Have you ever taken time to contemplate where you are meant to be or what are you called to do?

If you had told me, just a few years ago, that I would leave the corporate world in my prime and go work for the Church, I would think you were crazy. Why would I walk away from private-sector compensation with lucrative bonuses, international travel and entertaining clients at great restaurants or sporting venues?

As great as that was, there was something deep within me that was missing. I didn’t feel a sense of living my life’s purpose or doing what God intended for me. After much prayer, contemplation — and recurring bouts of questioning my trust in God’s plan — I finally acknowledged that the knot in my stomach was indicative of my earthly desire to retain my lifestyle which was prohibiting me from being truly open to God’s will.

I pray that during this time of Lent, we all have an opportunity to find a quiet place and spend some time listening for God’s will in our lives. I attribute a past Lenten fast as the catalyst for my taking action. I love music and many years ago, I decided to turn off my car radio during Lent.  The silence was uncomfortable at first; many times, I would turn on the radio out of habit, but would catch myself and turn it off. These quiet moments during my commute enabled me to focus on Jesus’ love for me. I quickly became less afraid and more confident in accepting where I was meant to be.

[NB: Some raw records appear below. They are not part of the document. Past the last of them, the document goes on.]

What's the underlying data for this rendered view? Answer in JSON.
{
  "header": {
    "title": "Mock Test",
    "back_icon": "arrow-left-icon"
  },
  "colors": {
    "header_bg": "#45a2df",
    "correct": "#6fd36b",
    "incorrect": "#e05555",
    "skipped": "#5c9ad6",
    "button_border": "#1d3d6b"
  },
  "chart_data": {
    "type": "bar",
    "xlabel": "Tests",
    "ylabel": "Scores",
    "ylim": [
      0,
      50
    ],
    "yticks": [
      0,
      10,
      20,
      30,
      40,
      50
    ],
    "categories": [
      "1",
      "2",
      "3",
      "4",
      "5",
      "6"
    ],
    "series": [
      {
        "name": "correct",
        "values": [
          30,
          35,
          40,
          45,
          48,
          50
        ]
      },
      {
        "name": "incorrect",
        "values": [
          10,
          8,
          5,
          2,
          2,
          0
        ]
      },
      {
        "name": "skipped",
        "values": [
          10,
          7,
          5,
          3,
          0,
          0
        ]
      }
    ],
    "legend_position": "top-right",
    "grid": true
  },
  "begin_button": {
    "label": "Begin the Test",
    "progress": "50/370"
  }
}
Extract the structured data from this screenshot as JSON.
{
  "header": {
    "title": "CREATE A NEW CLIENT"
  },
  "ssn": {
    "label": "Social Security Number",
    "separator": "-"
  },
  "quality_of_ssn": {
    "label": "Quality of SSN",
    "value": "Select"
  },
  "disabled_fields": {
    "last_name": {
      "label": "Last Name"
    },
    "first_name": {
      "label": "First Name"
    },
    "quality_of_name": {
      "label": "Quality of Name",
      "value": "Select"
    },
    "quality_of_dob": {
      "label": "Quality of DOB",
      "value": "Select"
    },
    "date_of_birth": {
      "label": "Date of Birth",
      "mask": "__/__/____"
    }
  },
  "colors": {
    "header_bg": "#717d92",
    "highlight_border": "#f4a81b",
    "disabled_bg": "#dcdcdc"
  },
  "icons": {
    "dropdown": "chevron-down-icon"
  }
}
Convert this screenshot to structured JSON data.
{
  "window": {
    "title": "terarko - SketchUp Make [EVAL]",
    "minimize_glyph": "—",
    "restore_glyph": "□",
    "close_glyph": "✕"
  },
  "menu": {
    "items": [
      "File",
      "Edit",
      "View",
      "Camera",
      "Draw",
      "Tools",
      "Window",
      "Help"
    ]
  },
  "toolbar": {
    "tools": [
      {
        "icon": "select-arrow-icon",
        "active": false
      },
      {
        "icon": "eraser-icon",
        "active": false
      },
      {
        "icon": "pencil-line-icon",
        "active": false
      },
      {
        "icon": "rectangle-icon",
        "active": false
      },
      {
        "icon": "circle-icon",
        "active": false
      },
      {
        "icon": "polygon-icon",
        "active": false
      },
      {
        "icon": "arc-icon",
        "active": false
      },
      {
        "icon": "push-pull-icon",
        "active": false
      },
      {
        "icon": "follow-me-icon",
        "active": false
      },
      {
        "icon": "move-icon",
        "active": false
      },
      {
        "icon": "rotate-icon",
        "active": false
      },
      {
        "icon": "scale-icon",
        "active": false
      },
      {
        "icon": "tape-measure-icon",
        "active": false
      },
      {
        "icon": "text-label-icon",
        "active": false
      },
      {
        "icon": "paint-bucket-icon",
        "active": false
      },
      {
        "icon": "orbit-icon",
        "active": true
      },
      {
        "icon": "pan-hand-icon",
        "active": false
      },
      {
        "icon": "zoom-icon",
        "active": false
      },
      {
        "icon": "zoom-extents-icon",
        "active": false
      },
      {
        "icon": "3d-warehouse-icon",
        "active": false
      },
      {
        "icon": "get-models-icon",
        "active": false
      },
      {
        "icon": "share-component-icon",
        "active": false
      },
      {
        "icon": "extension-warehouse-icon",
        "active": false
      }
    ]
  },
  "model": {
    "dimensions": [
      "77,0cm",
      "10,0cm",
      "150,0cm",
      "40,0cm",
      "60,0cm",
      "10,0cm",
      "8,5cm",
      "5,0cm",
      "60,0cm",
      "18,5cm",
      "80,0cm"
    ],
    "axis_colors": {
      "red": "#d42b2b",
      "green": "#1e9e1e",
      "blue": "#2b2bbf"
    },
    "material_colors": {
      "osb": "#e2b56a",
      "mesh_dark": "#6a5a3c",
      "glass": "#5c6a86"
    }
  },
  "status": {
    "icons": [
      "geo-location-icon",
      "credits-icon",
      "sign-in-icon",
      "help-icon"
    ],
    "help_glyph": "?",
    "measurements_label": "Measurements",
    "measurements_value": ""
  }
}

There is something so peaceful about being in silence while calling to mind the presence of our Lord with us. I believe that is something we all hunger for. Something we all desire, but struggle to realize. Scripture provides us with many examples that in times of deep prayer and contemplation — Jesus went away to find solitude. He went to the desert, up the mountain, or out on a boat. He did these things so we may learn and follow His example. We don’t necessarily need to physically go to any of these places, but if we just turn off the car radio or go for a walk without earbuds — that may provide the oasis of peace we need to attune our hearts to God’s message for us.

I wish I didn’t, but more than three years later, I sometimes still question that decision about leaving the corporate world and fight a desire to return. When I feel this struggle, I tell myself to trust Jesus. I then seek solitude and, before long, an inner peace returns. To receive God’s affirmation is a gift He readily provides to all of us if we put ourselves in a place to hear His voice.

I ask that we pray for each other to more regularly seek silence and be prepared to respond, like Samuel, “Speak, Lord, for your servant is listening.”

Please contact me with any questions about boosting evangelization efforts at your parish at Thomas.Cronin@rcda.org or by visiting https://www.rcda.
org/evangelization. Follow me on Instagram: tom_rcda